— Task to complete —
All entries are to be quoted exactly; the images stay out of the copy.
[[ Dataset content, beginning ]]
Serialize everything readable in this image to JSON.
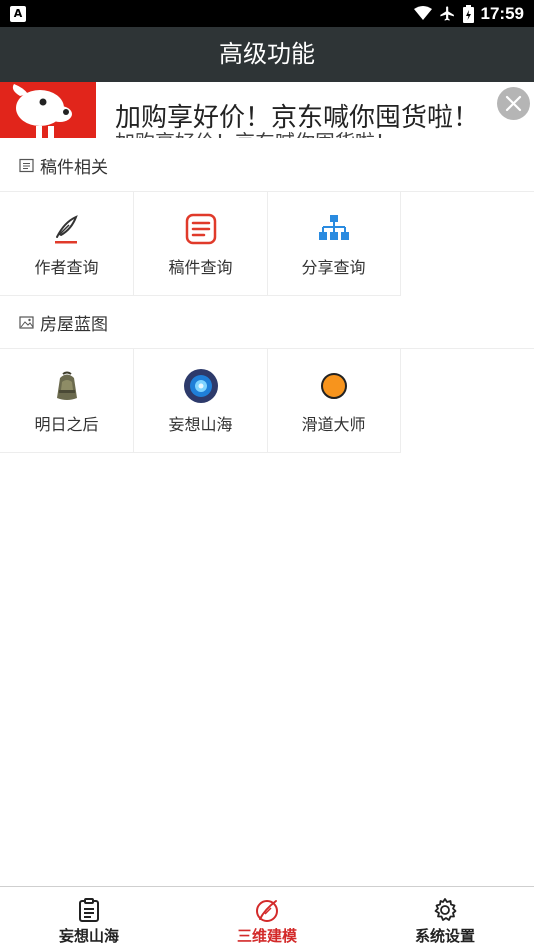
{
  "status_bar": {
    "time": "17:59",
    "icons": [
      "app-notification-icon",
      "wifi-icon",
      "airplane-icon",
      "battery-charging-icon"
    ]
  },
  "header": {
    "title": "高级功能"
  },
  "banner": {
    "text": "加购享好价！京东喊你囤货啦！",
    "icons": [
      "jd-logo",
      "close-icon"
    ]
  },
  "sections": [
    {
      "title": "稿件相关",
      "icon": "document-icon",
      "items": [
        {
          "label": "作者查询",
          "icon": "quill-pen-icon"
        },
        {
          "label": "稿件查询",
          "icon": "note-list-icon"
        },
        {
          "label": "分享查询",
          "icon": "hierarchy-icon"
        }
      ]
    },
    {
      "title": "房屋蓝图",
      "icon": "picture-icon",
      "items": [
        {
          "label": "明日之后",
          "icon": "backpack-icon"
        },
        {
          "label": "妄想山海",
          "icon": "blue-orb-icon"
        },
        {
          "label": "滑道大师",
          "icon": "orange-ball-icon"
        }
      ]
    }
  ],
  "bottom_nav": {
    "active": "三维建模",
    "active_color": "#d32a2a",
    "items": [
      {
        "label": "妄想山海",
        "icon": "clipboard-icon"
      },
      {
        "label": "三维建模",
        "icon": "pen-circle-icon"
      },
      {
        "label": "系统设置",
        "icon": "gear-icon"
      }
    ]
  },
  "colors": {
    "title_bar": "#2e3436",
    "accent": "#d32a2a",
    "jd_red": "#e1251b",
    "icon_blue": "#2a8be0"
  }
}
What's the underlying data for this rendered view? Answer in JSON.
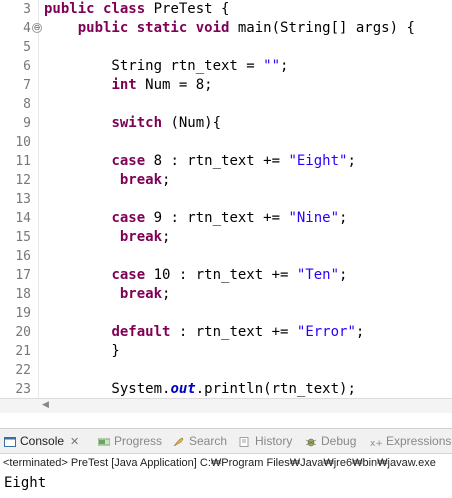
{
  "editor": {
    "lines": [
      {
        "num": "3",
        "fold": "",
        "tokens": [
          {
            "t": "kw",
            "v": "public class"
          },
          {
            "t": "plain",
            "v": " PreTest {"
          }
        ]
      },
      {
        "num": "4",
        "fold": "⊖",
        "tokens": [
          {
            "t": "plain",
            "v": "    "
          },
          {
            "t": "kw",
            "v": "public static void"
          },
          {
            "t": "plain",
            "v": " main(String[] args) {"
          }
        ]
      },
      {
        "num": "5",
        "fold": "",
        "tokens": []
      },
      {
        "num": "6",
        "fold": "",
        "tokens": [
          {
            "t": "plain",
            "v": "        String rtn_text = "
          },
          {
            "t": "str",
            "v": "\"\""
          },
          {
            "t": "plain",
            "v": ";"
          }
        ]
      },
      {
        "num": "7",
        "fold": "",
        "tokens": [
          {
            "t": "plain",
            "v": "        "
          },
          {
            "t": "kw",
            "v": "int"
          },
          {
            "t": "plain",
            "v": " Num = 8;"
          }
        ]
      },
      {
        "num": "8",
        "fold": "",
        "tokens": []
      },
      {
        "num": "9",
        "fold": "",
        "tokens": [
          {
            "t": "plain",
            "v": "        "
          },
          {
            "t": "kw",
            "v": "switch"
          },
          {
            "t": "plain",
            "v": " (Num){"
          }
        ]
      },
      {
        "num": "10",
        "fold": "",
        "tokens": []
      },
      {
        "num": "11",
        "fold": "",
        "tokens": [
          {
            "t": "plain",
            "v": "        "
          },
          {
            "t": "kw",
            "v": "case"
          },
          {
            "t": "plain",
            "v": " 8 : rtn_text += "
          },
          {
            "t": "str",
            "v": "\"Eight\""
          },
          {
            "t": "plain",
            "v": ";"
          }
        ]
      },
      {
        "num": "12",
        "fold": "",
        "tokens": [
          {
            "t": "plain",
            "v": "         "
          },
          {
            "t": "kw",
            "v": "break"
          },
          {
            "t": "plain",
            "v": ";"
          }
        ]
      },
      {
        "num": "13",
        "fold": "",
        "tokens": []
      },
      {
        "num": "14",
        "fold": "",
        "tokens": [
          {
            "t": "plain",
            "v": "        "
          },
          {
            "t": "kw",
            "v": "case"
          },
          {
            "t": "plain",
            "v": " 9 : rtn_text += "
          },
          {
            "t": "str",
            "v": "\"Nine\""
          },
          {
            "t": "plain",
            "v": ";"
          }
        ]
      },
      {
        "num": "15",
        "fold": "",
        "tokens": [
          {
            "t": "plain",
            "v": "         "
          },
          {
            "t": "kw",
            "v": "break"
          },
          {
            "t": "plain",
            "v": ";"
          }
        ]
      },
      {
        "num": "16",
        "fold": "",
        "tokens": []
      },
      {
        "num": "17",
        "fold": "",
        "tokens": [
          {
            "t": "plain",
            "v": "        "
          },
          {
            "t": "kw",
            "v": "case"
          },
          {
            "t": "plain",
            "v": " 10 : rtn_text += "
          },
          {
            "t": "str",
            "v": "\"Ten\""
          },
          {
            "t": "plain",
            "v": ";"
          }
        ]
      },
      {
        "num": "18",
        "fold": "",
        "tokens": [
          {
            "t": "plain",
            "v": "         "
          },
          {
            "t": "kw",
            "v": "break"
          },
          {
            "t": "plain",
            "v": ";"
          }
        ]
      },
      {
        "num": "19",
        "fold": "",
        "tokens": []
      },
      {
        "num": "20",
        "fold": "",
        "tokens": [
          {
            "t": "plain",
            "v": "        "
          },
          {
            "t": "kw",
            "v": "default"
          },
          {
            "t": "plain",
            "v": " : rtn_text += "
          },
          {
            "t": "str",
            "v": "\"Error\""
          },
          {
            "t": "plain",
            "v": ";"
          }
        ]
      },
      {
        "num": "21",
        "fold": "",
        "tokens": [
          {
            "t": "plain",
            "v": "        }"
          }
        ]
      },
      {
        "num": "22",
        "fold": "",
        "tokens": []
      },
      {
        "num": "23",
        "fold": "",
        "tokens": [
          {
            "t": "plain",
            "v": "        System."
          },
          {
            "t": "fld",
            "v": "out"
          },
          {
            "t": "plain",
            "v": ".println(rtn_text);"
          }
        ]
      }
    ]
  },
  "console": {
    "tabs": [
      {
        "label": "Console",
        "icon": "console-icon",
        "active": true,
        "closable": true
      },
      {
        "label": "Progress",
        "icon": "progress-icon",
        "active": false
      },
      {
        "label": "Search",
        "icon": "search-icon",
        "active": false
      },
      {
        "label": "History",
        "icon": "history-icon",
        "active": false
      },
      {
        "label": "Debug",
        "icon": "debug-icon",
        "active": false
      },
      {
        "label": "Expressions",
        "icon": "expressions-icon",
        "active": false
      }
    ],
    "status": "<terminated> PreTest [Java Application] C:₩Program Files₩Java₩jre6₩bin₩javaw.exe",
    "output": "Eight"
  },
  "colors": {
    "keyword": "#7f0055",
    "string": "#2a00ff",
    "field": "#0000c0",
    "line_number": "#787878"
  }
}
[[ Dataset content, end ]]
— Result of the task —
Serialize everything readable in this image to JSON.
{
  "status_bar": {
    "time": "17:59",
    "icons": [
      "app-notification-icon",
      "wifi-icon",
      "airplane-icon",
      "battery-charging-icon"
    ]
  },
  "header": {
    "title": "高级功能"
  },
  "banner": {
    "text": "加购享好价！京东喊你囤货啦！",
    "icons": [
      "jd-logo",
      "close-icon"
    ]
  },
  "sections": [
    {
      "title": "稿件相关",
      "icon": "document-icon",
      "items": [
        {
          "label": "作者查询",
          "icon": "quill-pen-icon"
        },
        {
          "label": "稿件查询",
          "icon": "note-list-icon"
        },
        {
          "label": "分享查询",
          "icon": "hierarchy-icon"
        }
      ]
    },
    {
      "title": "房屋蓝图",
      "icon": "picture-icon",
      "items": [
        {
          "label": "明日之后",
          "icon": "backpack-icon"
        },
        {
          "label": "妄想山海",
          "icon": "blue-orb-icon"
        },
        {
          "label": "滑道大师",
          "icon": "orange-ball-icon"
        }
      ]
    }
  ],
  "bottom_nav": {
    "active": "三维建模",
    "active_color": "#d32a2a",
    "items": [
      {
        "label": "妄想山海",
        "icon": "clipboard-icon"
      },
      {
        "label": "三维建模",
        "icon": "pen-circle-icon"
      },
      {
        "label": "系统设置",
        "icon": "gear-icon"
      }
    ]
  },
  "colors": {
    "title_bar": "#2e3436",
    "accent": "#d32a2a",
    "jd_red": "#e1251b",
    "icon_blue": "#2a8be0"
  }
}
What's the underlying data for this rendered view? Answer in JSON.
{
  "editor": {
    "lines": [
      {
        "num": "3",
        "fold": "",
        "tokens": [
          {
            "t": "kw",
            "v": "public class"
          },
          {
            "t": "plain",
            "v": " PreTest {"
          }
        ]
      },
      {
        "num": "4",
        "fold": "⊖",
        "tokens": [
          {
            "t": "plain",
            "v": "    "
          },
          {
            "t": "kw",
            "v": "public static void"
          },
          {
            "t": "plain",
            "v": " main(String[] args) {"
          }
        ]
      },
      {
        "num": "5",
        "fold": "",
        "tokens": []
      },
      {
        "num": "6",
        "fold": "",
        "tokens": [
          {
            "t": "plain",
            "v": "        String rtn_text = "
          },
          {
            "t": "str",
            "v": "\"\""
          },
          {
            "t": "plain",
            "v": ";"
          }
        ]
      },
      {
        "num": "7",
        "fold": "",
        "tokens": [
          {
            "t": "plain",
            "v": "        "
          },
          {
            "t": "kw",
            "v": "int"
          },
          {
            "t": "plain",
            "v": " Num = 8;"
          }
        ]
      },
      {
        "num": "8",
        "fold": "",
        "tokens": []
      },
      {
        "num": "9",
        "fold": "",
        "tokens": [
          {
            "t": "plain",
            "v": "        "
          },
          {
            "t": "kw",
            "v": "switch"
          },
          {
            "t": "plain",
            "v": " (Num){"
          }
        ]
      },
      {
        "num": "10",
        "fold": "",
        "tokens": []
      },
      {
        "num": "11",
        "fold": "",
        "tokens": [
          {
            "t": "plain",
            "v": "        "
          },
          {
            "t": "kw",
            "v": "case"
          },
          {
            "t": "plain",
            "v": " 8 : rtn_text += "
          },
          {
            "t": "str",
            "v": "\"Eight\""
          },
          {
            "t": "plain",
            "v": ";"
          }
        ]
      },
      {
        "num": "12",
        "fold": "",
        "tokens": [
          {
            "t": "plain",
            "v": "         "
          },
          {
            "t": "kw",
            "v": "break"
          },
          {
            "t": "plain",
            "v": ";"
          }
        ]
      },
      {
        "num": "13",
        "fold": "",
        "tokens": []
      },
      {
        "num": "14",
        "fold": "",
        "tokens": [
          {
            "t": "plain",
            "v": "        "
          },
          {
            "t": "kw",
            "v": "case"
          },
          {
            "t": "plain",
            "v": " 9 : rtn_text += "
          },
          {
            "t": "str",
            "v": "\"Nine\""
          },
          {
            "t": "plain",
            "v": ";"
          }
        ]
      },
      {
        "num": "15",
        "fold": "",
        "tokens": [
          {
            "t": "plain",
            "v": "         "
          },
          {
            "t": "kw",
            "v": "break"
          },
          {
            "t": "plain",
            "v": ";"
          }
        ]
      },
      {
        "num": "16",
        "fold": "",
        "tokens": []
      },
      {
        "num": "17",
        "fold": "",
        "tokens": [
          {
            "t": "plain",
            "v": "        "
          },
          {
            "t": "kw",
            "v": "case"
          },
          {
            "t": "plain",
            "v": " 10 : rtn_text += "
          },
          {
            "t": "str",
            "v": "\"Ten\""
          },
          {
            "t": "plain",
            "v": ";"
          }
        ]
      },
      {
        "num": "18",
        "fold": "",
        "tokens": [
          {
            "t": "plain",
            "v": "         "
          },
          {
            "t": "kw",
            "v": "break"
          },
          {
            "t": "plain",
            "v": ";"
          }
        ]
      },
      {
        "num": "19",
        "fold": "",
        "tokens": []
      },
      {
        "num": "20",
        "fold": "",
        "tokens": [
          {
            "t": "plain",
            "v": "        "
          },
          {
            "t": "kw",
            "v": "default"
          },
          {
            "t": "plain",
            "v": " : rtn_text += "
          },
          {
            "t": "str",
            "v": "\"Error\""
          },
          {
            "t": "plain",
            "v": ";"
          }
        ]
      },
      {
        "num": "21",
        "fold": "",
        "tokens": [
          {
            "t": "plain",
            "v": "        }"
          }
        ]
      },
      {
        "num": "22",
        "fold": "",
        "tokens": []
      },
      {
        "num": "23",
        "fold": "",
        "tokens": [
          {
            "t": "plain",
            "v": "        System."
          },
          {
            "t": "fld",
            "v": "out"
          },
          {
            "t": "plain",
            "v": ".println(rtn_text);"
          }
        ]
      }
    ]
  },
  "console": {
    "tabs": [
      {
        "label": "Console",
        "icon": "console-icon",
        "active": true,
        "closable": true
      },
      {
        "label": "Progress",
        "icon": "progress-icon",
        "active": false
      },
      {
        "label": "Search",
        "icon": "search-icon",
        "active": false
      },
      {
        "label": "History",
        "icon": "history-icon",
        "active": false
      },
      {
        "label": "Debug",
        "icon": "debug-icon",
        "active": false
      },
      {
        "label": "Expressions",
        "icon": "expressions-icon",
        "active": false
      }
    ],
    "status": "<terminated> PreTest [Java Application] C:₩Program Files₩Java₩jre6₩bin₩javaw.exe",
    "output": "Eight"
  },
  "colors": {
    "keyword": "#7f0055",
    "string": "#2a00ff",
    "field": "#0000c0",
    "line_number": "#787878"
  }
}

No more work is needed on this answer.